Variety CEO Tam Johnston said high-quality video cameras with remotely-controlled pan, tilt and zoom functions as well as a monitor and built-in microphones have been installed under the Vision For Life program in hospitals at Port Macquarie, Coffs Harbour, Lismore, Grafton and Kempsey.
The launch follows a pilot at Campbelltown and Liverpool, while another 14 hospitals are set to receive the technology in the next few months.
"It's saving lives," Ms Johnston said. "The cameras installed at regional or remote hospitals link back to major children's hospitals in NSW and will help ensure babies and children get the best medical care before they are transported to metropolitan hospitals.
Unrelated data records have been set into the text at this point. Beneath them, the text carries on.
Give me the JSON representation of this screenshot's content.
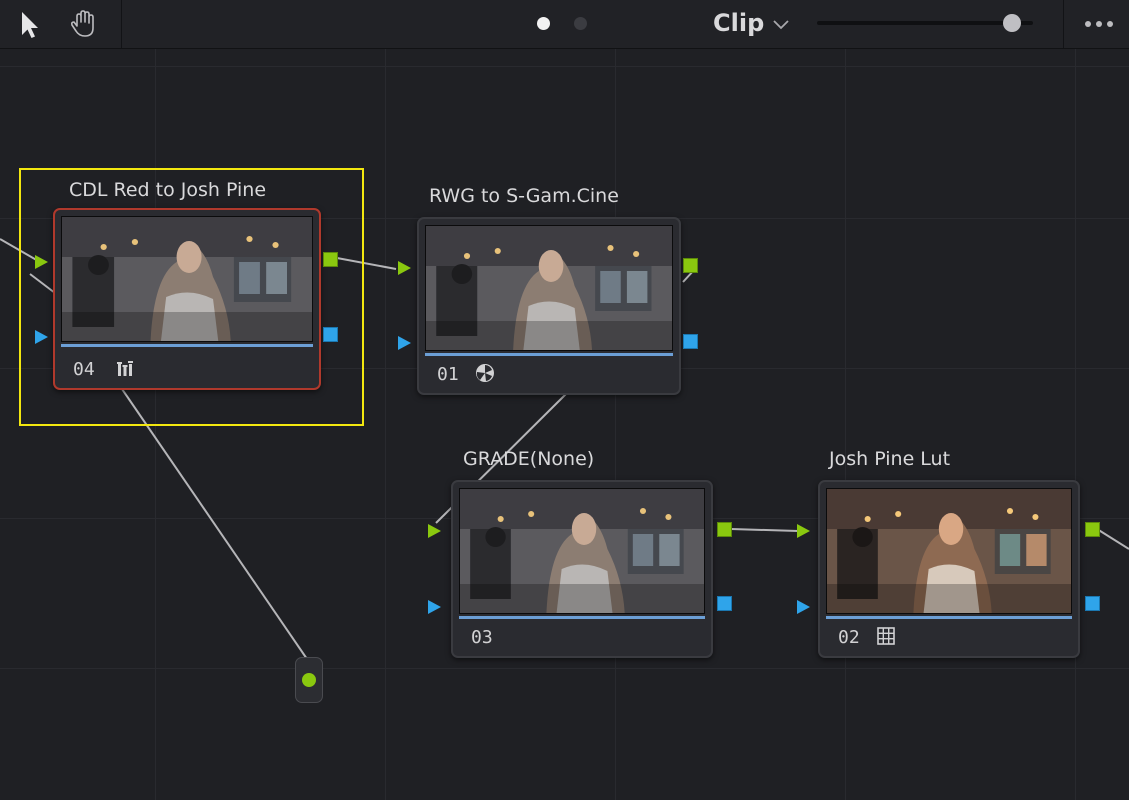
{
  "toolbar": {
    "tools": [
      {
        "name": "pointer-tool",
        "icon": "arrow-pointer-icon"
      },
      {
        "name": "hand-tool",
        "icon": "hand-icon"
      }
    ],
    "page_indicator": {
      "pages": 2,
      "active_index": 0
    },
    "mode_label": "Clip",
    "zoom_level": 0.9,
    "more_icon": "more-dots-icon"
  },
  "nodes": [
    {
      "label": "CDL Red to Josh Pine",
      "number": "04",
      "icon": "rgb-mixer-icon",
      "selected": true
    },
    {
      "label": "RWG to S-Gam.Cine",
      "number": "01",
      "icon": "color-space-transform-icon",
      "selected": false
    },
    {
      "label": "GRADE(None)",
      "number": "03",
      "icon": "",
      "selected": false
    },
    {
      "label": "Josh Pine Lut",
      "number": "02",
      "icon": "lut-grid-icon",
      "selected": false
    }
  ],
  "colors": {
    "background": "#1f2024",
    "rgb_port": "#8ac80f",
    "alpha_port": "#2fa4ea",
    "selection_highlight": "#f2e70f",
    "selected_node_border": "#b0392c"
  }
}
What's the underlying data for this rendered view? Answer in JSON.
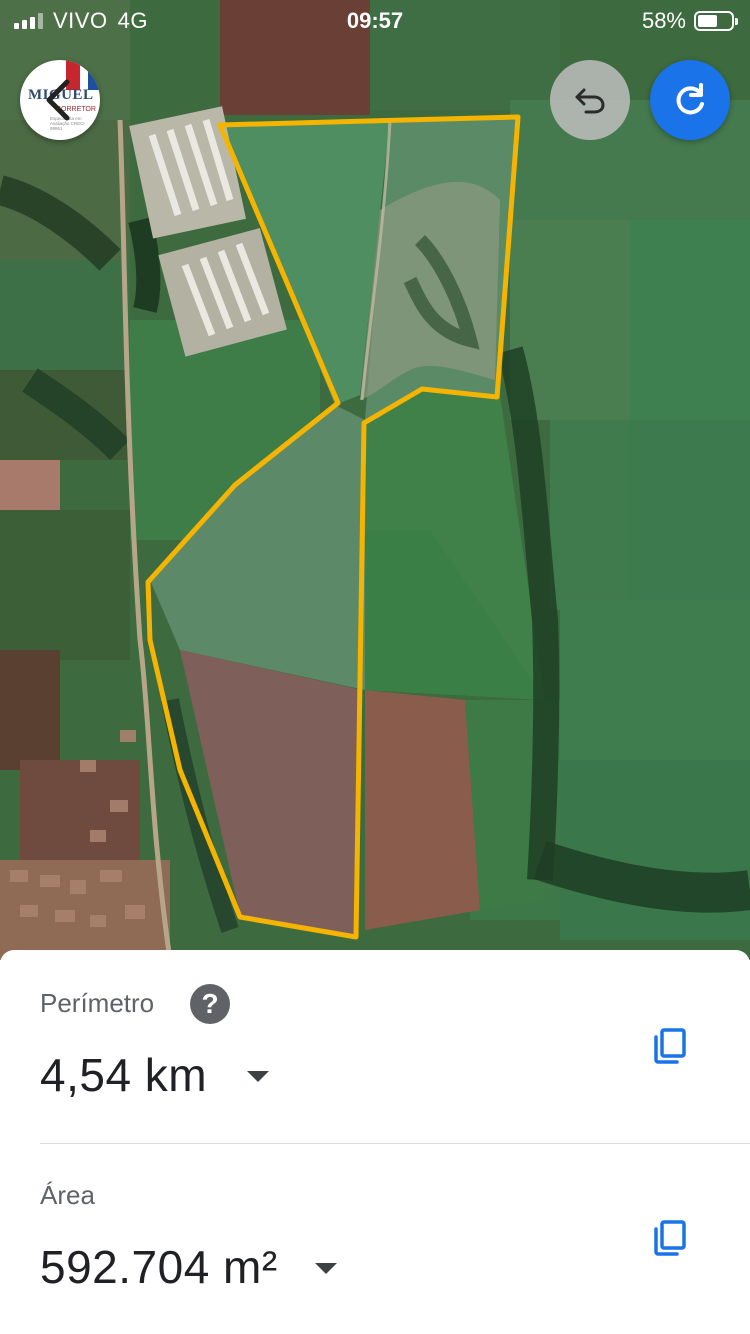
{
  "status_bar": {
    "carrier": "VIVO",
    "network": "4G",
    "time": "09:57",
    "battery": "58%",
    "battery_level": 0.58
  },
  "logo": {
    "name": "MIGUEL",
    "subtitle": "CORRETOR",
    "tagline": "Especialista em Avaliação CRECI 99861"
  },
  "toolbar": {
    "undo_icon": "undo-arrow-icon",
    "redo_icon": "redo-arrow-icon"
  },
  "measurements": {
    "perimeter": {
      "label": "Perímetro",
      "value": "4,54 km"
    },
    "area": {
      "label": "Área",
      "value": "592.704 m²"
    }
  },
  "colors": {
    "polygon_outline": "#f4b400",
    "redo_button": "#1a73e8",
    "undo_button": "#bdbdbd",
    "text_primary": "#202124",
    "text_secondary": "#5f6368"
  }
}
"It will help in making that decision about where to transfer a child."
Ms Johnston recalled the story of Beau Cudmore, who was a newborn baby at Campbelltown Hospital and was seen by specialists over a Vision for Life videolink.
"His life was on the line because he was gasping for air. They could see him struggle to breathe, which helped them make a visual diagnosis and they were able to save his life," she said. "That little boy just turned one."
NETS director Andrew Berry said until now, most remote diagnosis and support of a premature baby or a sick or critically injured child has been by telephone without any ability to see the child being described.
"This allows for a more accurate diagnosis and will help avoid unnecessary patient transfers," Dr Berry said.
Health Minister Jillian Skinner said the NSW Government is proud to partner with the $7 million program. Ms Johnston said corporate support is required to roll the program out to every neonatal nursery and children's ward in NSW.